WORK REQUIRED. Please copy each line of the listing that includes the string "海南省新一轮户籍制度改革实施方案".

::::::

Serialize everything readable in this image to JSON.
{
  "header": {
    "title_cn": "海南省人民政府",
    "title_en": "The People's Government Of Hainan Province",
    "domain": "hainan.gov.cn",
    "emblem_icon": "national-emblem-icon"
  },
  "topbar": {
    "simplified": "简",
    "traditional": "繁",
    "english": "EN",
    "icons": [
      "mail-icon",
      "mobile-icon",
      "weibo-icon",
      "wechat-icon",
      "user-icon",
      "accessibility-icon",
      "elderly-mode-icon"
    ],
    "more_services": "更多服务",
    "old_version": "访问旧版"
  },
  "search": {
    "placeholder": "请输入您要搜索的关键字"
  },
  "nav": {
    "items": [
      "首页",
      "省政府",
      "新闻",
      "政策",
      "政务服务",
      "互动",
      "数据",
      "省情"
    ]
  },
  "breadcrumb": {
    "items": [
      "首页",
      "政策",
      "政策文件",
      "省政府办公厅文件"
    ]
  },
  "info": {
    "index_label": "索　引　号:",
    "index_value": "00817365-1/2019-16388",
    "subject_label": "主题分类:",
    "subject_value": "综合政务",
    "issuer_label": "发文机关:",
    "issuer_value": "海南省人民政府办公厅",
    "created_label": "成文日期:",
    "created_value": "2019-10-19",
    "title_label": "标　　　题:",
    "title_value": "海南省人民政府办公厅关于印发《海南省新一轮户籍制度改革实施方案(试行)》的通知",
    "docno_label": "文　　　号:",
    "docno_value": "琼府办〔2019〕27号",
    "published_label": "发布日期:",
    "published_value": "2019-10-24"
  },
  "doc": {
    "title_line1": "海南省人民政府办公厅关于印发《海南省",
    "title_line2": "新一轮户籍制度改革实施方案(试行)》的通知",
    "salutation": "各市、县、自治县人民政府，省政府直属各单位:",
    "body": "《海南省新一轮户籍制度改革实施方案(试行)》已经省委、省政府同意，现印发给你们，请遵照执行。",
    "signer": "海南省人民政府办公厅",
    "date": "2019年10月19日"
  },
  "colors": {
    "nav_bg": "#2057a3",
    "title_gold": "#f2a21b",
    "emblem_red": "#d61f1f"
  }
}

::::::

RESULT OF THE EXERCISE.
    "title_value": "海南省人民政府办公厅关于印发《海南省新一轮户籍制度改革实施方案(试行)》的通知",
    "body": "《海南省新一轮户籍制度改革实施方案(试行)》已经省委、省政府同意，现印发给你们，请遵照执行。",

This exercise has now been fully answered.